I may have started to cry a bit and asked my husband why my body seems to think I have to be in a car or at a public store when labor starts to get painful??? Labor picked up for me or continued at Wal-Mart, a restaurant getting Azita food with the second, and now at Whole Foods. He ran in and got the food and I continued to freak out and tell him to get me back to the birth center ASAP. It was only 5 minutes away.
We got back and I told the midwife I was officially in pain. She checked me and I’d moved to 5 cm dilated, which is about what I felt like. She wanted to start the bath so that I could finally make it in time for a water birth, and with my history of fast labors, I’m glad she did– though at the time I– once again, even being the one in the middle of painful contractions– didn’t seem to realize just how close I was.
She put me in the shower, which always helps the pain, while she filled the bath.

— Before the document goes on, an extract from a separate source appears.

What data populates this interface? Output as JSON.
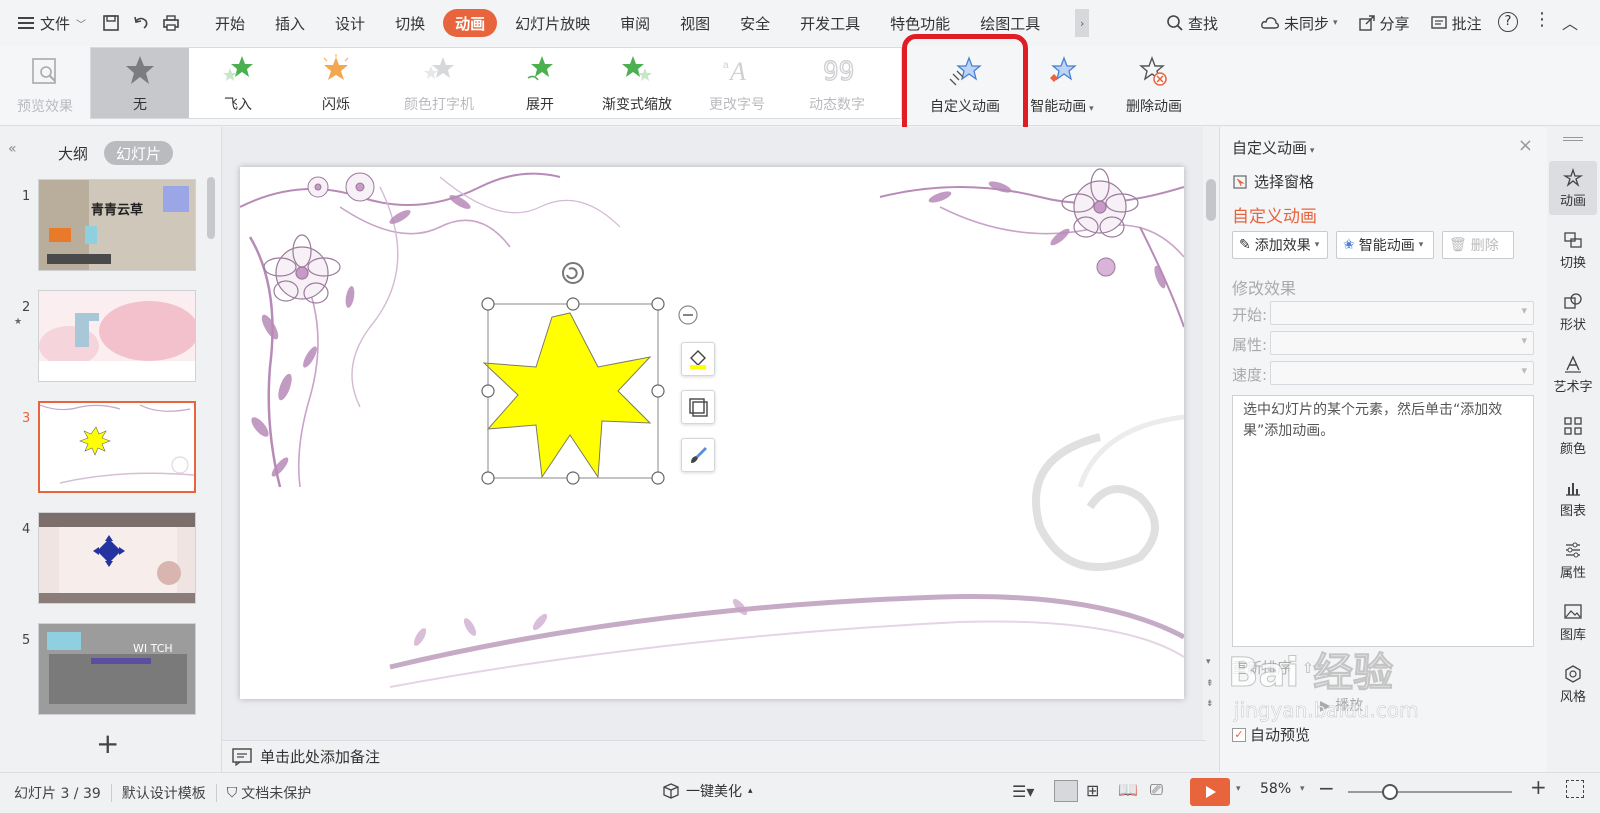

I was in the bath for about an hour before he was born. In all I went from 5 cm to birth in about an hour and a half. He was born at 6:20.
It was an entirely different thing this time, being at the birth center, focusing on labor, letting it come while not at my house. The last hour of his birth was incredibly serene, actually, though during contractions my insides and head felt pretty tumultuous.
In between contractions I just soaked in the tub, holding my husband’s hands and almost… sleeping? Zoning out? I’m not sure but it was very, very quiet and the lights were low. During contractions I breathed very heavily, stared at my husband while he tried to keep me from hyper-ventilating, wished that my hands and legs hadn’t gone numb and wondered how many more of these contractions I could take.
About 45 minutes in the tub and the midwife told my husband that my contractions were about 3-4 minutes apart when he asked, and yet she told me it could be any contraction now that he descends down and my body starts to naturally push.
I freaked out inside— thinking that my contractions needed to be every 1-2 minutes… and yet, just a few contractions later, down he went and the huge climax that is birth was happening. Lord have mercy, what woman experience with a natural birth. Oy, how it felt when he descended into the birth canal. It’s indescribable. I started flailing around and trying to change positions, I don’t know what I was trying to do. Squat, maybe. But between the midwife and my husband I just did what they said– somehow willing myself that if I’d just calm down and push the pain would stop.
I screamed through a huge push, and through another, and out he came. It was the only birth where no one told me to stop screaming— perhaps this was because I was yelling while pushing, not stagnating. I’ve never screamed the “f” word and pushed out a baby at the same time. First time for everything.
When they handed him to me I was in disbelief– more than the girls, I don’t know why— that he was out. I kept repeating “I don’t believe it.” I guess because this time it was an all day process, and also because I’d again convinced myself that it was going to be several more hours when the midwife said my contractions were 3-4 minutes.
But I finally got my calm, peaceful water birth. I didn’t tear at all this time and am recovering well… a world of difference from my first birth, which included third degree tears and passing out from blood loss several hours after the birth.
The funniest thing this time I was that I wrenched my calf and thigh muscle flailing around when he descended down, and that hurt about as much this week as the birth-recovery part!
I got out of the tub, made it into the bed, and have pretty much been nursing or holding him ever since. We got home that night about 2 a.m.